■ **Instructions for the task**
This exercise calls for every line of the listing below that contains the word "mention".

■ **Records for processing**
■ ■ ■ ■
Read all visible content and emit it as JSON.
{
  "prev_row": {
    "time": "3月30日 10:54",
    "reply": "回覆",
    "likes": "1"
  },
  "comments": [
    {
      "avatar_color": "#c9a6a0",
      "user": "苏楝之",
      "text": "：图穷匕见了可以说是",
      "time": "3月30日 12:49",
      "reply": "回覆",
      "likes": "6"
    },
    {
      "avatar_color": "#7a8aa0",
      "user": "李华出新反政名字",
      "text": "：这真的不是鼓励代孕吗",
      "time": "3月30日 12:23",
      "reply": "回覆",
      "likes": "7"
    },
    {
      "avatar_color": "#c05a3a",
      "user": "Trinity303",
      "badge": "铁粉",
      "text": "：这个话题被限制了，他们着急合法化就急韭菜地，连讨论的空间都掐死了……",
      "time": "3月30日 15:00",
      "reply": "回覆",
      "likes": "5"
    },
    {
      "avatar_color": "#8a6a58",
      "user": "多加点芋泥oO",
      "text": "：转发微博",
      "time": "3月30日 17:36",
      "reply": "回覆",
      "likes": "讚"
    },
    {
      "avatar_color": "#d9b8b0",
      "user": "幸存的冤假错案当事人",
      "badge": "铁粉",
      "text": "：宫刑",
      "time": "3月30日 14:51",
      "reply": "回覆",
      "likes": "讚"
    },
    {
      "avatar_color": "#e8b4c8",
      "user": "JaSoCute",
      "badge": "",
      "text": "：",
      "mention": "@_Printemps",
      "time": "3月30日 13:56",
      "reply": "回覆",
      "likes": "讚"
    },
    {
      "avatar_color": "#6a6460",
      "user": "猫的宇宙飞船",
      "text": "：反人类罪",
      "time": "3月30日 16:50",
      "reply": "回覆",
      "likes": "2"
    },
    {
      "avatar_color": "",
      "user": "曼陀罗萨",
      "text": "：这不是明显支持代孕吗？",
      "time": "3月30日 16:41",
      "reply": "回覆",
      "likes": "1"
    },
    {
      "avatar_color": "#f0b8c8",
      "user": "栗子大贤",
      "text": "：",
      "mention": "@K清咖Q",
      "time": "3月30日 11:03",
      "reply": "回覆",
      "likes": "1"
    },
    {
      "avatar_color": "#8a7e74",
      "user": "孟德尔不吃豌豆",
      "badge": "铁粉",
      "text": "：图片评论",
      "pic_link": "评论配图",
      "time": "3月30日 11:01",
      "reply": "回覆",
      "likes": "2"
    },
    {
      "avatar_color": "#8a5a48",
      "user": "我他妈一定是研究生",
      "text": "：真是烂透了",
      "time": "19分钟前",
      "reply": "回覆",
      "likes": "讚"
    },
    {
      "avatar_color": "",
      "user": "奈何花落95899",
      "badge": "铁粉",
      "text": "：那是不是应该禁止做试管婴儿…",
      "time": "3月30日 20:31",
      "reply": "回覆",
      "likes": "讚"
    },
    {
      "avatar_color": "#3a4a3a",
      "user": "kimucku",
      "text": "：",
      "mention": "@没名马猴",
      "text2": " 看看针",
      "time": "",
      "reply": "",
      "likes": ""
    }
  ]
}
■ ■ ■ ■
■ **Solution to this exercise**
      "mention": "@_Printemps",
      "mention": "@K清咖Q",
      "mention": "@没名马猴",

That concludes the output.